Better Living Through Math

measuring

It’s taken me three decades on earth to get to this point, but I now believe that when people say “I hate math” it’s kind of like saying “I hate thinking about my life in any quantifiable way. And I hate making measurable progress towards quantifiable life goals.” That sounds worse, right? Almost crazy. Because while we all know that “the best things in life are free,” the truth is that the things that are NOT free and/or are closely tied to math affect the “best” things all the time. Want to spend more time with your family? Let’s hope you don’t have a mountain of financial obligations that keep you chained to long hours at work. Want to send a kid to Bible camp? They will need cash to feed her while she’s there. Like going to church? The electric bill doesn’t pay itself. Value literacy? Educational and cultural institutions require funding. Do you like going for long walks on the beach? Let’s hope that the numbers on your bathroom scale aren’t directly impacting your mobility. This sounds harsh, I know. But it’s frustrating to realize how many people live less than optimally because they make poor decisions and figure that things will work out somehow on their own. In this series of posts–let’s call it the Numbers Series–I want to talk about the connection between numbers/math and living the life we want. Maybe if we can move past “hating math,” we can get on with really living.

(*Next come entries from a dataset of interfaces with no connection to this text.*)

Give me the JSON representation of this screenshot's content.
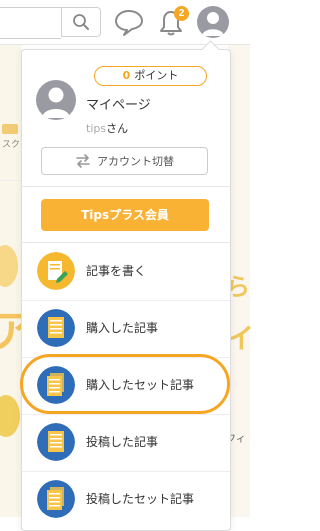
{
  "header": {
    "notification_count": "2",
    "icons": {
      "search": "search-icon",
      "chat": "chat-icon",
      "bell": "bell-icon",
      "avatar": "avatar-icon"
    }
  },
  "background": {
    "left_label": "スク",
    "right_text1": "ら",
    "right_text2": "イ",
    "right_small": "フィ",
    "left_big": "ア"
  },
  "dropdown": {
    "points_value": "0",
    "points_label": "ポイント",
    "mypage_label": "マイページ",
    "user_id": "tips",
    "user_suffix": "さん",
    "switch_account_label": "アカウント切替",
    "tips_plus_label": "Tipsプラス会員",
    "menu": [
      {
        "label": "記事を書く",
        "icon": "write-article-icon"
      },
      {
        "label": "購入した記事",
        "icon": "purchased-article-icon"
      },
      {
        "label": "購入したセット記事",
        "icon": "purchased-set-article-icon"
      },
      {
        "label": "投稿した記事",
        "icon": "posted-article-icon"
      },
      {
        "label": "投稿したセット記事",
        "icon": "posted-set-article-icon"
      }
    ]
  },
  "colors": {
    "accent": "#f5a623",
    "tips_plus_bg": "#f9b233",
    "menu_icon_blue": "#2f6db8",
    "menu_icon_yellow": "#f5b82e"
  }
}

The terror is subsiding

living room

We finally closed on our investment property one month ago today. And we have been hopping since then. Painting parties until 11 at night. Shopping for windows on the weekend. Showing after showing led to hours of screening and, one week after advertising, to signing a new tenant! We’ve got some work left to do, but it looks so, so much better than it did. Shout out to my dad for installing new windows with my hubby all Saturday long. Good work, guys! I wisely stuck to painting closets and window trim. 🙂

kitchen with stove

We put in some new cabinets and a new stove. We bought a washer & dryer (Thank you, Habitat for Humanity ReStore!). Hubby replaced bare bulbs with shiny new light fixtures.

bedroom 2I have to say that this is one of my favorite things about investing in real estate: the dramatic before and after effect. You can take a neglected piece of property and turn it into a beautiful home where responsible folks want to live. It’s highly satisfying…and a little addictive.

So I don’t forget later…I’m terrified.

After what seems like most of this year being in investment house limbo, we are on the cusp of closing on our first investment property. And I hope it works out. We’ve run the numbers, had the inspection, planned renovation projects, saved, borrowed, and been given money, and done more waiting than seems necessary for a fairly straightforward purchase. And I have a sick feeling in my stomach. I don’t know very many people who do this in real life. I know it’s a huge amount of responsibility, and just the amount of responsibility in regular life has had me anxious for ages. If this goes through, we will have three times the number of showings, screenings, fix-it-up-to-turn-it-overs, and problems. If I’ve run the numbers right and things go well, my future self could be very, very grateful for this decision. And for the hard work we are about to put in. Who knows? We may end up buying several houses and have rental property fund our stuff-lite, travel-heavy lifestyle completely. But right now none of that is true. Right now, my husband is spending days in the attic insulating, my daughter is singing to herself, and the baby is napping. And I’m scared out of my mind.